After reading the data below, copy out every line that contains the word "التطبيق".

_Dataset rows describing interfaces_
══════════════════════════════

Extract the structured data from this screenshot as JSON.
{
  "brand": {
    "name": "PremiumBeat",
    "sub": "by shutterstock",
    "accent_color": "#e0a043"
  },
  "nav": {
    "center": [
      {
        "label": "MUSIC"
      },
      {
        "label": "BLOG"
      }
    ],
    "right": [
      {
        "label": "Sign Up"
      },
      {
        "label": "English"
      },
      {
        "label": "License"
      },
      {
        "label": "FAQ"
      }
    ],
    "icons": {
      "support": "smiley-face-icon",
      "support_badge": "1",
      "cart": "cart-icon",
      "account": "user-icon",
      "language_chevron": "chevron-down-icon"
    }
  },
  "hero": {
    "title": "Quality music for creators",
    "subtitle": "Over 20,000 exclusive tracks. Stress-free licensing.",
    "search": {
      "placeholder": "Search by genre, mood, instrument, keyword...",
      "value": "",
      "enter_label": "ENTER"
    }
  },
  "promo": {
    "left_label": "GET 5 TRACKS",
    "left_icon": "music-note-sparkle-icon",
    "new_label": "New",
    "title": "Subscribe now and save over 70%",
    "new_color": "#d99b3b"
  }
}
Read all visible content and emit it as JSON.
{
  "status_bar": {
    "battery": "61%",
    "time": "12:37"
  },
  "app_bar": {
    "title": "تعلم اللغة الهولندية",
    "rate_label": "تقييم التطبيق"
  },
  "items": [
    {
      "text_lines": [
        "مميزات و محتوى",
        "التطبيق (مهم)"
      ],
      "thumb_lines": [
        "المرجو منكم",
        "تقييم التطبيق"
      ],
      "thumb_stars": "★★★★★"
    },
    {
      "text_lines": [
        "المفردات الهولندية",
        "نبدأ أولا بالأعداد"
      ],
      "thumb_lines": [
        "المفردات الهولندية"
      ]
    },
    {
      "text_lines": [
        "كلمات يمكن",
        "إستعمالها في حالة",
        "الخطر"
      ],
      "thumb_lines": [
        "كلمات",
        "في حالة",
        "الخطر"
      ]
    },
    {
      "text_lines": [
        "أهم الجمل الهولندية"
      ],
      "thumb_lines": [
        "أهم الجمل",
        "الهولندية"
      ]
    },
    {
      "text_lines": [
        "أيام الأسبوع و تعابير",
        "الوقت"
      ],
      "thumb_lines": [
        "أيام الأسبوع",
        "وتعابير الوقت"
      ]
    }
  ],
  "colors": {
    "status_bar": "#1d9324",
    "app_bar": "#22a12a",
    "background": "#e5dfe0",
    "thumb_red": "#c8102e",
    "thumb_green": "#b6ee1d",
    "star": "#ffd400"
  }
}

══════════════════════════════

_Response_
    "rate_label": "تقييم التطبيق"
        "التطبيق (مهم)"
        "تقييم التطبيق"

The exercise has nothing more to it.